Roswell residents lined up along Main Street on a warm December night to take in the sights and sounds of the Electric Light Parade, a holiday celebration that commemorated 100 years of New Mexico statehood.
The annual event put on by MainStreet Roswell set the tone for the season with 25 floats that lit up downtown Roswell, while a Chr[auth] istmas caroling contest brought out contestants in vintage clothing from the early days of New Mexico.
“The people who are dressed up from the ’20s look really cool,” said Roswell resident Daniel Gladu, who brought his wife and two children. He added that Saturday’s Electric Light Parade was his first, and while gesturing to those in the long coats and hooped dresses behind him, said an event like this is all about community. “It’s awesome that everybody is out and having a good time. It’s cool like that.”
Of those dressed for the occasion was Erin Anderson with Accidental Harmony, a seven-person choir group from Hobbs that took first place in the contest.
“When we got here, we just went up and down Main Street and sang for shops and people who were there,” Anderson said. “It was so cool to have audiences and see their faces. It was fantastic.”
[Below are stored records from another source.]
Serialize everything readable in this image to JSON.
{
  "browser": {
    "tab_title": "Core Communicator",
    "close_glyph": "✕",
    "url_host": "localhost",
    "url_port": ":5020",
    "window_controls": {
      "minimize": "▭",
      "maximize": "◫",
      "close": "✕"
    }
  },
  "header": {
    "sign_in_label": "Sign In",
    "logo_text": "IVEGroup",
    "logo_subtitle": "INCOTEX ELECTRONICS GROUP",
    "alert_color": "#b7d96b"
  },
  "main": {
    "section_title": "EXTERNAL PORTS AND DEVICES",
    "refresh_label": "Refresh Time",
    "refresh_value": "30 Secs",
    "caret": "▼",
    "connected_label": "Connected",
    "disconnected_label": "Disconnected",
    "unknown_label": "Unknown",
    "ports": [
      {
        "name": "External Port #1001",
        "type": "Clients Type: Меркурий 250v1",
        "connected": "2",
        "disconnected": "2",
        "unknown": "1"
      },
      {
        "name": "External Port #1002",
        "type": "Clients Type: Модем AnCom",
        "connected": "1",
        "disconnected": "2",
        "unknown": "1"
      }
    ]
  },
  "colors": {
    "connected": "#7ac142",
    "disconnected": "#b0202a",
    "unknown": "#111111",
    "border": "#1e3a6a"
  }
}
The recently formed group, which plans to sing at other Christmas events later this year in Hobbs, managed to stop traffic a few times with both its singing and vintage look, Anderson said. “It makes you feel so good when people gather around. People from down the street would walk to us. … They would just gather, and you’d see their faces light up. It’s so great.
“There’s a bond you form with the people you’re singing with, and there’s nothing like making harmony and blending and just having fun with each other. And just to share that with everybody else, it’s just so amazing.”
Residents Marcos Casarez and his wife Katie said they have taken their 4-year-old son Alex to the Electric Light Parade each year since he was born.
“Honestly it’s more for him,” Marcos said. “He likes to see the lights — and Santa.”
“I think it’s great to see all the lights,” Katie said.
“It’s something to do,” Marcos said. “It’s something to get you out of your house and come out here with everybody. We rarely get downtown so it’s nice when they have these things.”
Calvary Baptist Church generated loud cheers with its rotating birthday cake that marked 100 years for the Land of Enchantment, taking home first place in the church group category, and Old Timers Balloon Club showcased five gondolas on its float and wowed residents with flames set to music, winning first in the nonprofit category. Other first-place winners were Krumland Auto Group in the commercial category with a lighted fire truck, Girl Scout Troop 31 in youth group and The Family Affair Bell Train in individual.
MainStreet Roswell president Peggy Seskey said 55 total pieces of moving equipment took part in the parade. Participants included local car clubs and churches as well as a number of nonprofits such as Roswell Refuge, Senior Olympics and Toys For Tots, which handed out toys to children from eight vehicles.
In the Caroling Contest, First Baptist Church and City Councilor Jason Perry’s family took second and third place, respectively. Other participants included singers from The Salvation Army and Roswell High School.